Happy Ostara! Happy Easter!
Easter Sunday is always held on the first Sunday after the first full moon after the Spring Equinox (last Sunday) and is also celebrated as Ostara. Named after the Goddess Ostara, the Goddess of renewal, fertility and rebirth It is said that it’s after a version of this Goddesses name Esotara that the modern name for Easter came from.
Ostara, just like the Spring Equinox celebrates springs life force and the renewal and abundant energy of the earth. It is an amazing time to think about renewal in your own life and abundance and fertility in all things – whether that’s birthing new life or new projects, ideas and dreams.
Ostara was also known as the Goddess of Light and the Goddess of Dawn, symbolising new beginnings and the return of the light. You know the energy of sunrise, where everything feels fresh and new and like anything is possible? That’s what the energy of this time of year is all about. Begin each day feeling as though anything at all is possible, that everything is possible, because it truly is. Open your heart to the abundance, growth and fertility that’s surrounding you…
If while you’re enjoying your eggs today ; ) you’d like to know more about why eggs were the symbol of Ostara and then easter and a lovely story about the symbols of the year (the easter bunny/hare and the egg) then here you go…
Eggs were the symbol of Ostara and also now of easter. I know we all love to indulge in the chocolate at this time of year but did you know that the eggs came as a symbol of the rebirth and fertility of the time of year. The egg is seen to be full of potential and promise and is also the symbol for the whole universe. People decorated eggs with bright colours symbolising their wish for the prosperity and abundance of the year to come.
Folklore has it that the traditional easter egg hunt came from Europe during the times when the rise of Christianity led to the shunning and persecution of the followers of the “Old Ways” and so instead of giving the eggs as gifts the adults made a game of hiding them, gathering the children together and encouraging them to find the eggs.
And where did the Easter bunny come from?
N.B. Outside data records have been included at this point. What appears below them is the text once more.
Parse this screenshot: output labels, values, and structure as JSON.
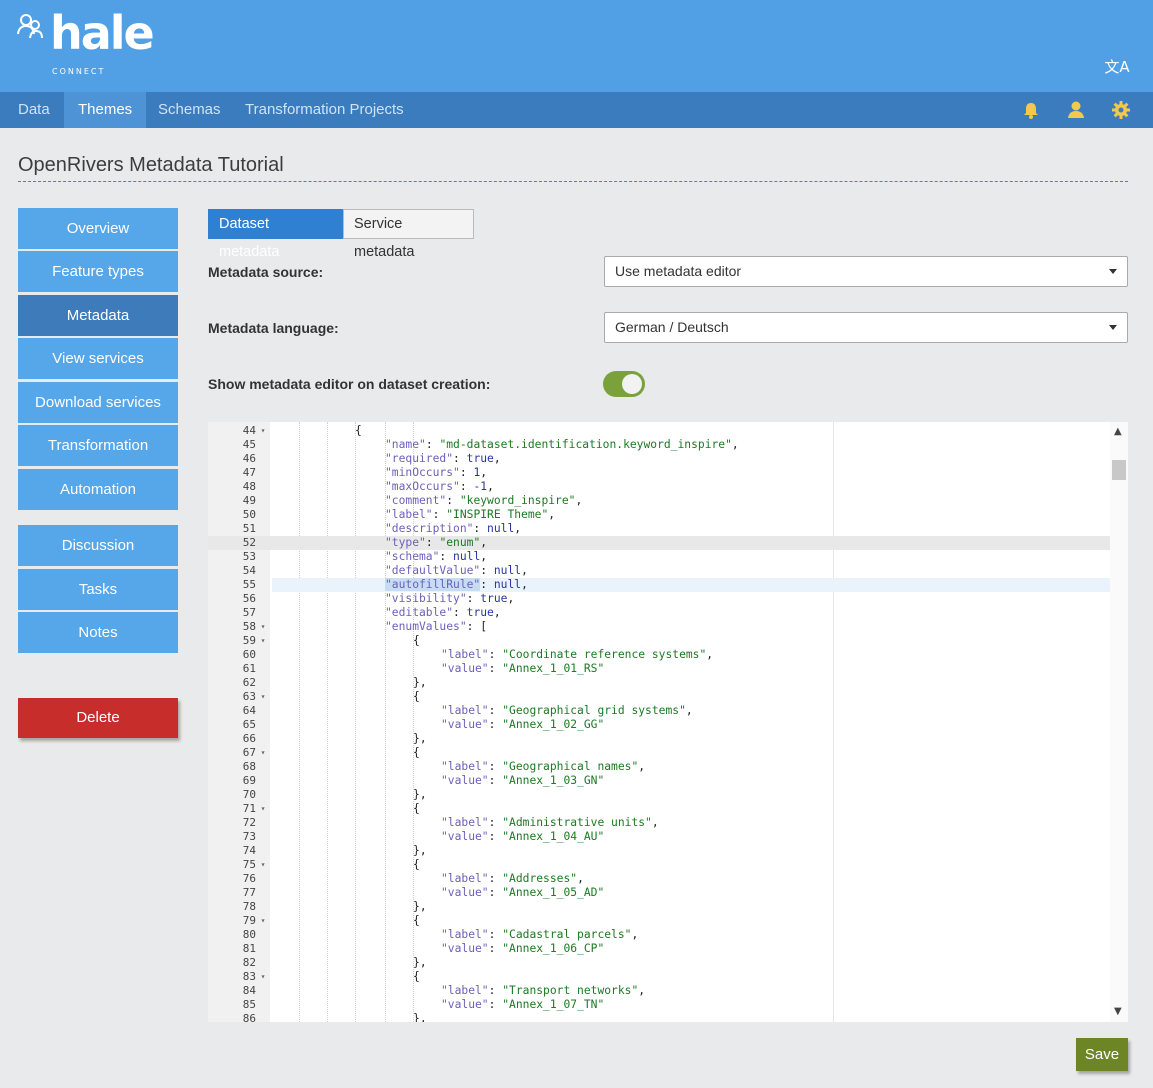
{
  "app": {
    "logo_word": "hale",
    "logo_sub": "CONNECT"
  },
  "header": {
    "lang_icon": "translate-icon"
  },
  "nav": {
    "items": [
      {
        "label": "Data",
        "active": false
      },
      {
        "label": "Themes",
        "active": true
      },
      {
        "label": "Schemas",
        "active": false
      },
      {
        "label": "Transformation Projects",
        "active": false
      }
    ],
    "icons": [
      "bell-icon",
      "user-icon",
      "gear-icon"
    ]
  },
  "page": {
    "title": "OpenRivers Metadata Tutorial"
  },
  "sidebar": {
    "items": [
      {
        "label": "Overview"
      },
      {
        "label": "Feature types"
      },
      {
        "label": "Metadata"
      },
      {
        "label": "View services"
      },
      {
        "label": "Download services"
      },
      {
        "label": "Transformation"
      },
      {
        "label": "Automation"
      },
      {
        "label": "Discussion"
      },
      {
        "label": "Tasks"
      },
      {
        "label": "Notes"
      }
    ],
    "active": "Metadata",
    "delete_label": "Delete"
  },
  "tabs": [
    {
      "label": "Dataset metadata",
      "active": true
    },
    {
      "label": "Service metadata",
      "active": false
    }
  ],
  "form": {
    "source_label": "Metadata source:",
    "source_value": "Use metadata editor",
    "language_label": "Metadata language:",
    "language_value": "German / Deutsch",
    "toggle_label": "Show metadata editor on dataset creation:",
    "toggle_on": true
  },
  "editor": {
    "lines": [
      {
        "n": "44",
        "fold": true,
        "text": "{"
      },
      {
        "n": "45",
        "text": "\"name\": \"md-dataset.identification.keyword_inspire\","
      },
      {
        "n": "46",
        "text": "\"required\": true,"
      },
      {
        "n": "47",
        "text": "\"minOccurs\": 1,"
      },
      {
        "n": "48",
        "text": "\"maxOccurs\": -1,"
      },
      {
        "n": "49",
        "text": "\"comment\": \"keyword_inspire\","
      },
      {
        "n": "50",
        "text": "\"label\": \"INSPIRE Theme\","
      },
      {
        "n": "51",
        "text": "\"description\": null,"
      },
      {
        "n": "52",
        "text": "\"type\": \"enum\","
      },
      {
        "n": "53",
        "text": "\"schema\": null,"
      },
      {
        "n": "54",
        "text": "\"defaultValue\": null,"
      },
      {
        "n": "55",
        "text": "\"autofillRule\": null,"
      },
      {
        "n": "56",
        "text": "\"visibility\": true,"
      },
      {
        "n": "57",
        "text": "\"editable\": true,"
      },
      {
        "n": "58",
        "fold": true,
        "text": "\"enumValues\": ["
      },
      {
        "n": "59",
        "fold": true,
        "text": "{"
      },
      {
        "n": "60",
        "text": "\"label\": \"Coordinate reference systems\","
      },
      {
        "n": "61",
        "text": "\"value\": \"Annex_1_01_RS\""
      },
      {
        "n": "62",
        "text": "},"
      },
      {
        "n": "63",
        "fold": true,
        "text": "{"
      },
      {
        "n": "64",
        "text": "\"label\": \"Geographical grid systems\","
      },
      {
        "n": "65",
        "text": "\"value\": \"Annex_1_02_GG\""
      },
      {
        "n": "66",
        "text": "},"
      },
      {
        "n": "67",
        "fold": true,
        "text": "{"
      },
      {
        "n": "68",
        "text": "\"label\": \"Geographical names\","
      },
      {
        "n": "69",
        "text": "\"value\": \"Annex_1_03_GN\""
      },
      {
        "n": "70",
        "text": "},"
      },
      {
        "n": "71",
        "fold": true,
        "text": "{"
      },
      {
        "n": "72",
        "text": "\"label\": \"Administrative units\","
      },
      {
        "n": "73",
        "text": "\"value\": \"Annex_1_04_AU\""
      },
      {
        "n": "74",
        "text": "},"
      },
      {
        "n": "75",
        "fold": true,
        "text": "{"
      },
      {
        "n": "76",
        "text": "\"label\": \"Addresses\","
      },
      {
        "n": "77",
        "text": "\"value\": \"Annex_1_05_AD\""
      },
      {
        "n": "78",
        "text": "},"
      },
      {
        "n": "79",
        "fold": true,
        "text": "{"
      },
      {
        "n": "80",
        "text": "\"label\": \"Cadastral parcels\","
      },
      {
        "n": "81",
        "text": "\"value\": \"Annex_1_06_CP\""
      },
      {
        "n": "82",
        "text": "},"
      },
      {
        "n": "83",
        "fold": true,
        "text": "{"
      },
      {
        "n": "84",
        "text": "\"label\": \"Transport networks\","
      },
      {
        "n": "85",
        "text": "\"value\": \"Annex_1_07_TN\""
      },
      {
        "n": "86",
        "text": "},"
      }
    ]
  },
  "actions": {
    "save_label": "Save"
  },
  "colors": {
    "header": "#51a0e6",
    "nav": "#3a7cbe",
    "sidebar": "#56a6ea",
    "sidebar_active": "#3d7bba",
    "delete": "#c72d2a",
    "save": "#6e8526",
    "toggle": "#7ba23a"
  }
}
What is the association of the hare and the egg? This beautiful fairytale from the West Country is one I love to believe…
Once upon a time the Animal Kingdom gathered together for a meeting in a flurry of great excitement. There was to be a very special party and a very special guest was coming to visit them. The very special guest was none other than the Goddess herself, and every creature wanted to give her a very special gift.
Now some of the animals were very rich and some were very poor but off they went to prepare their gifts, for only the very very best would do for the Goddess.
Hare was very, very excited, he dearly loved the Goddess and although he was very poor he had a big generous heart – he was going to give her the very finest gift he could find!
Hare rushed home to see what he could find to give to the Goddess – he looked everywhere, in the cupboards and under the bed but there was nothing, even the larder was empty, he had absolutely nothing to give Her. Except for one thing. On the shelf in the larder was a single egg. And that was it. It was the only thing he had left. Hare gently took the egg out of the larder and lovingly decorated it and took it to the party.
Hare was very worried, all the other animals gave their gifts of gold and silver and precious jewels and all Hare had was the egg. Eventually all the gifts had been given and Hare was the very very last. Hare very shyly presented the Goddess with the egg. She took it and looked at him and saw the true spirit of Hare. And there and then the Goddess appointed Hare as her very special animal – because Hare had given away everything he had…
Thank you Goddess and Green Man for the story